Even the kids had their tasks to perform, along with the usual school and homework. Sometimes it was a juggling act and it was not always easy.
To start off with, just keeping the lighthouse in good repair was a full time job. The ocean's saltwater would cause metal to rust and paint to peel, not to mention cause dry rot in floorboards and mechanical devices to fall apart. The old military saying "if it moves feed it. if it doesn't move paint it," worked well for lighthouses.
And, what about keeping the light itself working?
First of all. the lighthouses used to have a curtain in the lantern room that was opened at night. The curtain prevented the sunlight from being focused through the prisms during the day and starting fires on the ground, or blackening the inside walls of the lantern room.
Next, the weights driving the clock mechanism that rotated the Fresnel light had to be cranked upward to the tower. This had to be done every eight hours, so in the winter months it was done more than once a night.
Now attention had to be given to the lamp itself. A small supply of lamp oil to fuel the lamp had to be fetched from the oil house just north of the main building. The lamps' wicks had to be trimmed, the chimneys cleaned of soot, and the reservoir filled with fresh oil. This was all done every four hours. The glass prisms were polished as needed.
There have been many books written about how the lightkeeper's children would take care of the lighthouse operations if the parents had to go on short trips. Sometimes bad weather or other problems would keep the parents away from their duties for several days and it would fall to the children to keep the ships safe and out of harm's way. One of the best selling books in the Battery Point Lighthouse gift shop is called "Walk Across the Sea." It is about a lighthouse keeper's daughter left to tend to the light but her father was gone longer than expected and it fell to her to keep the lighthouse going.
Many times the families are asked to pitch in and help with the family business. The children or merchants are asked to mind the store and farm kids are no strangers to the hard work that goes into getting in the crops.
Being a lighthouse keeper was a government job but it often took the whole family to get the work done.

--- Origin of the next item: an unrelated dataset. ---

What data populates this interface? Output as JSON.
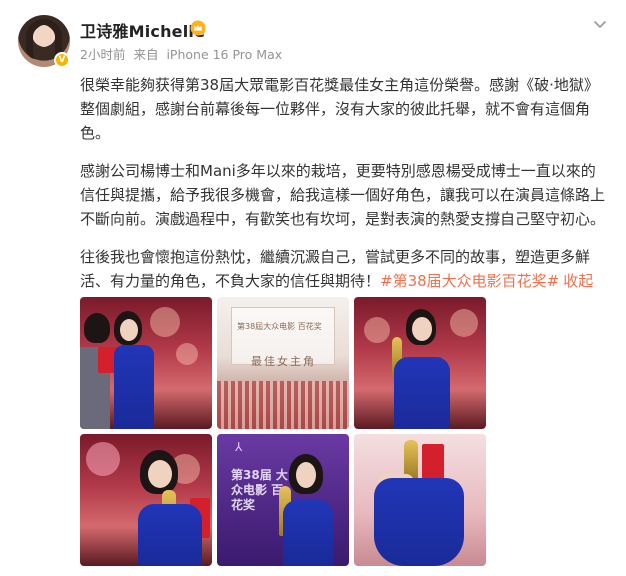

We salute those families that came before us and kept the ships safe and off the rocks.